EMerge Alliance Releases Version 1.1 of Occupied Space Standard
The EMerge Alliance Occupied Space standard creates an integrated, open platform for power, interior infrastructures, controls and a wide variety of peripheral devices to facilitate the hybrid use of AC and DC power within commercial buildings.
Version 1.1 includes several updates to voltage limits, recommended cable sizes and other requirements to assist companies developing products when using the standard. These changes are backwards compatible and maximize the interoperability and efficiency of EMerge Alliance Registered products.
According to Alliance Chairman Brian Patterson, the Occupied Space standard version 1.1 allows for better connectivity with the forthcoming EMerge Alliance Task Level/Furnishings standard and contributes to the organization’s push to deliver a portfolio of integrated standards that increase building flexibility and sustainability, while lowering operating costs. These standards also facilitate the direct use of on-site power generation and storage, which eliminates the need for many inefficient power form conversions in buildings.
“The standards we’re creating for DC microgrids are the keys to unlocking unprecedented efficiency, flexibility and sustainability in buildings,” said Patterson. “The latest advancements in the EMerge Alliance Occupied Space standard demonstrate that the Alliance is committed to driving the continued development and expansion of standards that will deliver DC power throughout buildings.”

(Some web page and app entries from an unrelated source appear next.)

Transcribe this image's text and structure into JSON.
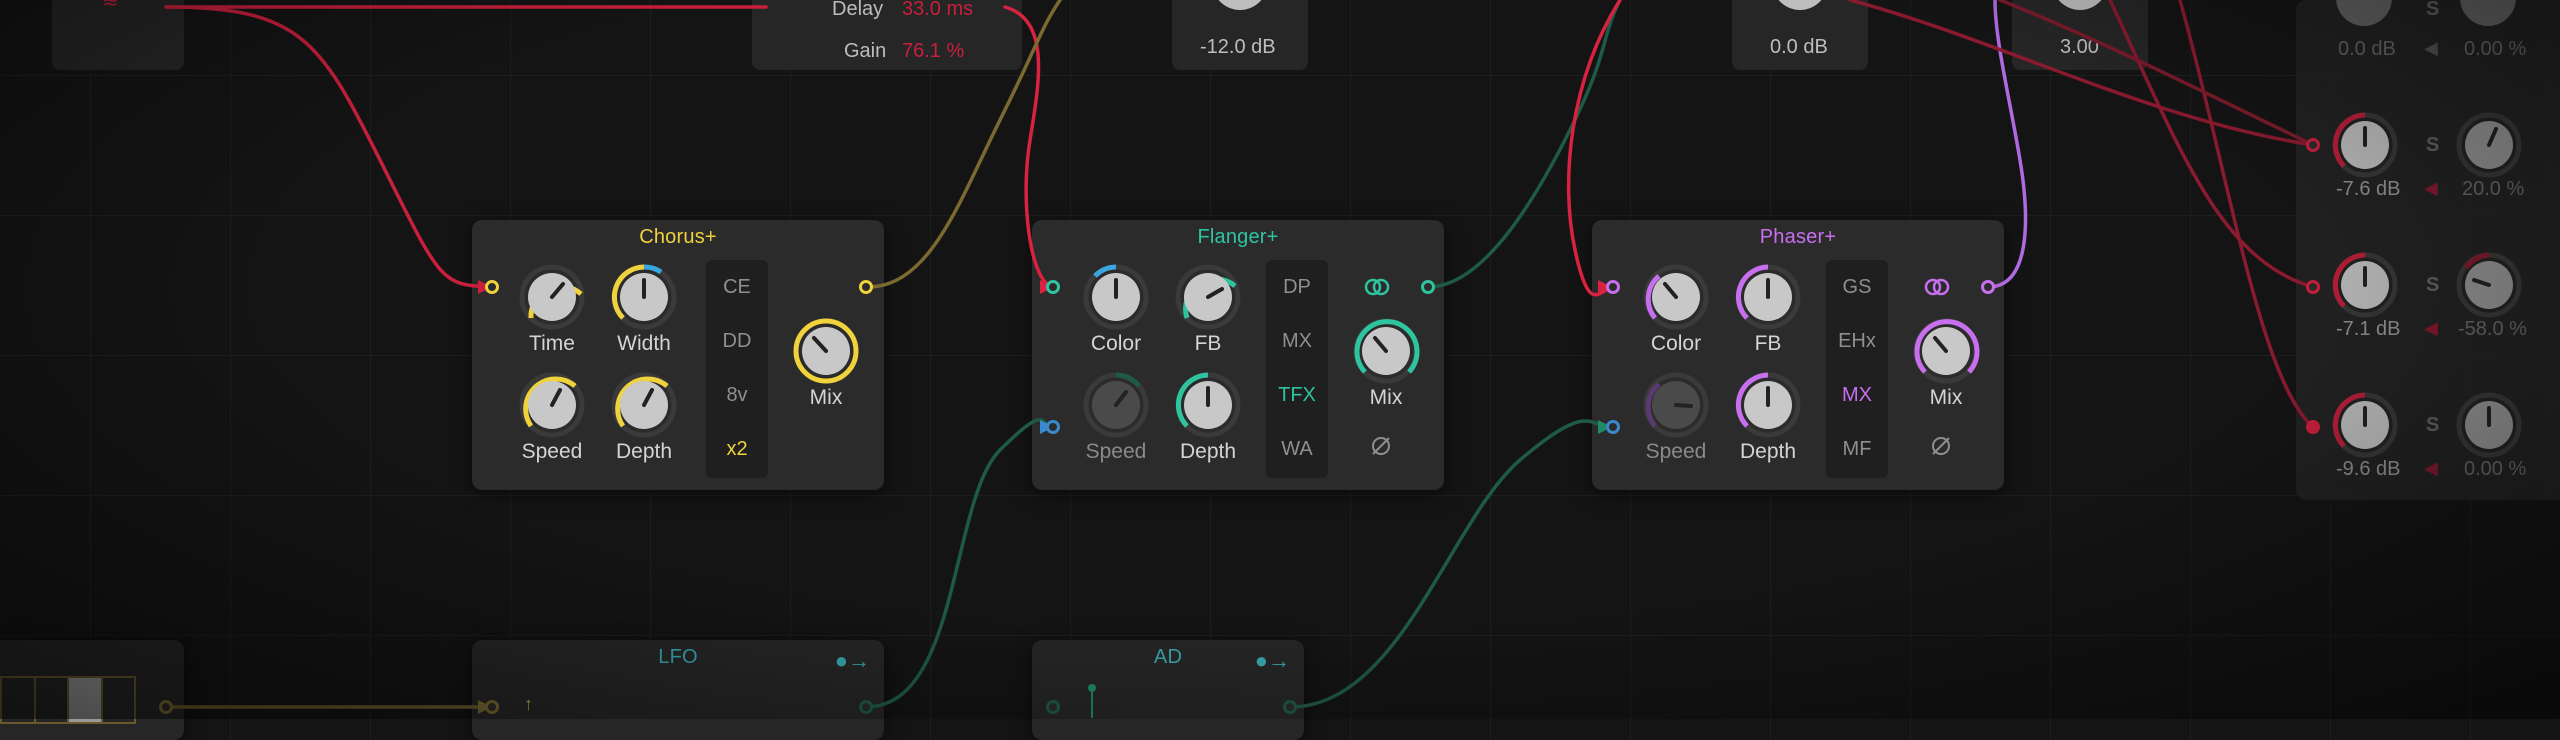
{
  "colors": {
    "chorus": "#f0d23c",
    "flanger": "#2ec4a0",
    "phaser": "#c86ff0",
    "red": "#d02040",
    "teal_cable": "#1f5a46",
    "lfo_title": "#3aa6b0"
  },
  "top_strip": {
    "delay_label": "Delay",
    "delay_value": "33.0 ms",
    "gain_label": "Gain",
    "gain_value": "76.1 %",
    "level1": "-12.0 dB",
    "level2": "0.0 dB",
    "level3": "3.00"
  },
  "chorus": {
    "title": "Chorus+",
    "knobs": {
      "time": "Time",
      "width": "Width",
      "speed": "Speed",
      "depth": "Depth",
      "mix": "Mix"
    },
    "modes": [
      "CE",
      "DD",
      "8v",
      "x2"
    ],
    "active_mode": "x2"
  },
  "flanger": {
    "title": "Flanger+",
    "knobs": {
      "color": "Color",
      "fb": "FB",
      "speed": "Speed",
      "depth": "Depth",
      "mix": "Mix"
    },
    "modes": [
      "DP",
      "MX",
      "TFX",
      "WA"
    ],
    "active_mode": "TFX",
    "phase_icon": "phase-invert-icon",
    "stereo_icon": "stereo-link-icon"
  },
  "phaser": {
    "title": "Phaser+",
    "knobs": {
      "color": "Color",
      "fb": "FB",
      "speed": "Speed",
      "depth": "Depth",
      "mix": "Mix"
    },
    "modes": [
      "GS",
      "EHx",
      "MX",
      "MF"
    ],
    "active_mode": "MX",
    "phase_icon": "phase-invert-icon",
    "stereo_icon": "stereo-link-icon"
  },
  "lfo": {
    "title": "LFO"
  },
  "ad": {
    "title": "AD"
  },
  "mixer": {
    "rows": [
      {
        "level": "0.0 dB",
        "solo": "S",
        "pan": "0.00 %"
      },
      {
        "level": "-7.6 dB",
        "solo": "S",
        "pan": "20.0 %"
      },
      {
        "level": "-7.1 dB",
        "solo": "S",
        "pan": "-58.0 %"
      },
      {
        "level": "-9.6 dB",
        "solo": "S",
        "pan": "0.00 %"
      }
    ]
  }
}
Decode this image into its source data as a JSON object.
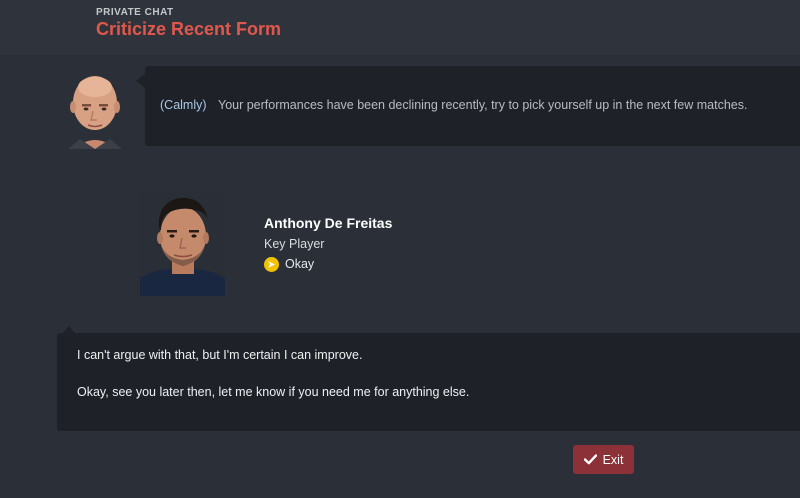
{
  "header": {
    "kicker": "PRIVATE CHAT",
    "title": "Criticize Recent Form"
  },
  "manager_message": {
    "tone": "(Calmly)",
    "text": "Your performances have been declining recently, try to pick yourself up in the next few matches."
  },
  "player": {
    "name": "Anthony De Freitas",
    "role": "Key Player",
    "reaction": "Okay",
    "reaction_color": "#f2c200"
  },
  "reply": {
    "line1": "I can't argue with that, but I'm certain I can improve.",
    "line2": "Okay, see you later then, let me know if you need me for anything else."
  },
  "actions": {
    "exit_label": "Exit",
    "exit_icon": "checkmark-icon"
  },
  "colors": {
    "title_accent": "#e2574c",
    "exit_button": "#8b3137",
    "bubble_bg": "#1e2228",
    "page_bg": "#2b3038"
  }
}
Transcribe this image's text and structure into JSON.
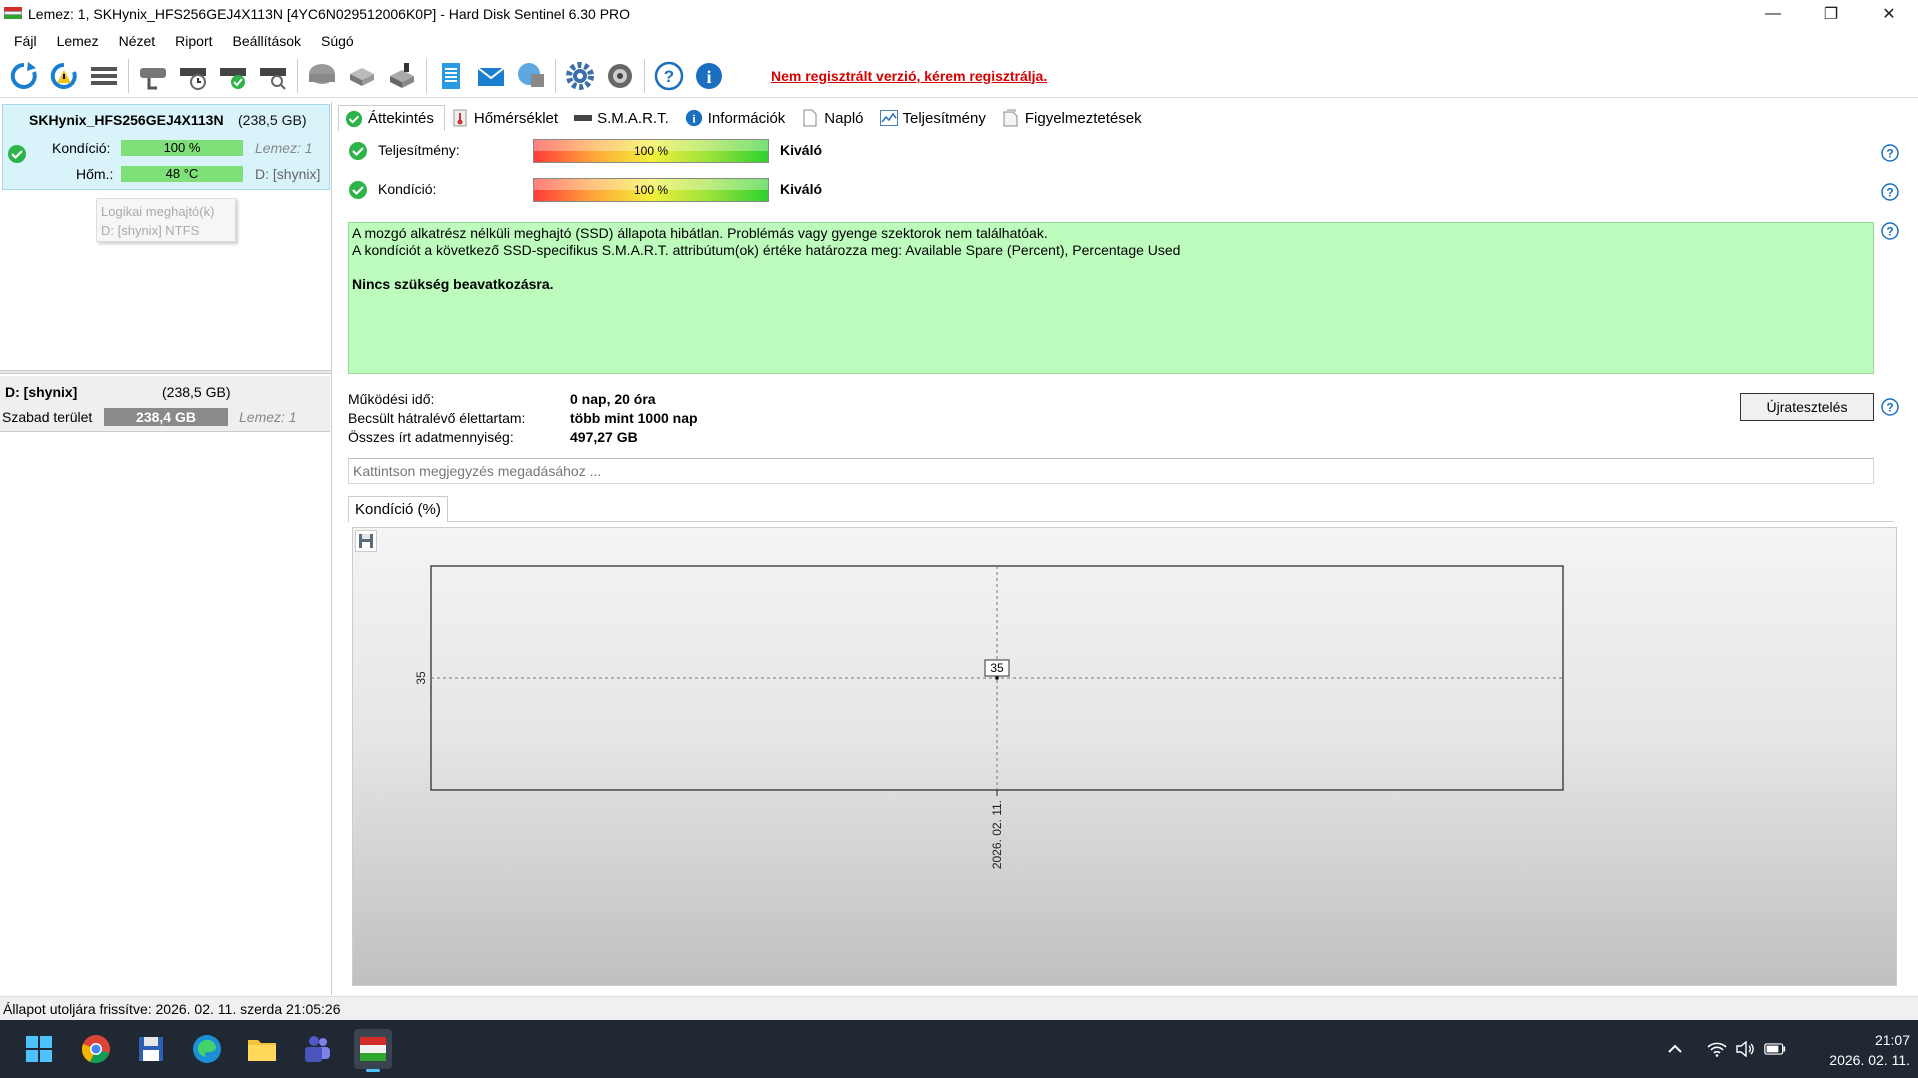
{
  "window": {
    "title": "Lemez: 1, SKHynix_HFS256GEJ4X113N [4YC6N029512006K0P]  -  Hard Disk Sentinel 6.30 PRO",
    "minimize": "—",
    "restore": "❐",
    "close": "✕"
  },
  "menu": {
    "items": [
      "Fájl",
      "Lemez",
      "Nézet",
      "Riport",
      "Beállítások",
      "Súgó"
    ]
  },
  "toolbar": {
    "register_warning": "Nem regisztrált verzió, kérem regisztrálja."
  },
  "disk": {
    "name": "SKHynix_HFS256GEJ4X113N",
    "size": "(238,5 GB)",
    "condition_label": "Kondíció:",
    "condition_value": "100 %",
    "condition_fraction": 1.0,
    "disk_ref": "Lemez: 1",
    "temp_label": "Hőm.:",
    "temp_value": "48 °C",
    "volume_ref": "D: [shynix]",
    "tooltip_line1": "Logikai meghajtó(k)",
    "tooltip_line2": "D: [shynix] NTFS"
  },
  "volume": {
    "name": "D: [shynix]",
    "size": "(238,5 GB)",
    "free_label": "Szabad terület",
    "free_value": "238,4 GB",
    "disk_ref": "Lemez: 1"
  },
  "tabs": [
    {
      "label": "Áttekintés",
      "icon": "check-circle-icon"
    },
    {
      "label": "Hőmérséklet",
      "icon": "thermometer-icon"
    },
    {
      "label": "S.M.A.R.T.",
      "icon": "drive-icon"
    },
    {
      "label": "Információk",
      "icon": "info-icon"
    },
    {
      "label": "Napló",
      "icon": "document-icon"
    },
    {
      "label": "Teljesítmény",
      "icon": "performance-chart-icon"
    },
    {
      "label": "Figyelmeztetések",
      "icon": "alerts-icon"
    }
  ],
  "overview": {
    "performance_label": "Teljesítmény:",
    "performance_value": "100 %",
    "performance_fraction": 1.0,
    "performance_rating": "Kiváló",
    "condition_label": "Kondíció:",
    "condition_value": "100 %",
    "condition_fraction": 1.0,
    "condition_rating": "Kiváló",
    "message_line1": "A mozgó alkatrész nélküli meghajtó (SSD) állapota hibátlan. Problémás vagy gyenge szektorok nem találhatóak.",
    "message_line2": "A kondíciót a következő SSD-specifikus S.M.A.R.T. attribútum(ok) értéke határozza meg:  Available Spare (Percent), Percentage Used",
    "message_action": "Nincs szükség beavatkozásra.",
    "uptime_label": "Működési idő:",
    "uptime_value": "0 nap, 20 óra",
    "lifetime_label": "Becsült hátralévő élettartam:",
    "lifetime_value": "több mint 1000 nap",
    "written_label": "Összes írt adatmennyiség:",
    "written_value": "497,27 GB",
    "retest_button": "Újratesztelés",
    "note_placeholder": "Kattintson megjegyzés megadásához ..."
  },
  "chart_tab": "Kondíció  (%)",
  "chart_data": {
    "type": "line",
    "title": "",
    "xlabel": "",
    "ylabel": "",
    "x": [
      "2026. 02. 11."
    ],
    "series": [
      {
        "values": [
          35
        ]
      }
    ],
    "y_tick_labels": [
      "35"
    ],
    "data_labels": [
      "35"
    ],
    "grid": true
  },
  "statusbar": {
    "text": "Állapot utoljára frissítve: 2026. 02. 11. szerda 21:05:26"
  },
  "taskbar": {
    "time": "21:07",
    "date": "2026. 02. 11."
  },
  "colors": {
    "accent_red": "#d40000",
    "ok_green": "#2db34a",
    "message_bg": "#bdfcbd",
    "disk_card_bg": "#d9f3fa",
    "taskbar_bg": "#202833"
  }
}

- 2015 Insider Knowledge
- Operationalizing EHS Management: Bridge the Gap from Strategy to Execution
- Practical Guide to Transforming Energy Data into Better Buildings
- Planning for a Sustainable Future
- 10 Tactics of Successful Energy Managers
- Choosing the Correct Emission Control Technology
- Financing Environmental Resiliency and a Low-Carbon Future with Green Bonds
- The Missing Puzzle Piece: Automated Utility Data Aggregation
- Energy Manager Today Awards Top Products and Top Projects of the Year
- Four Key Questions to Ask Before Your Next Energy Purchase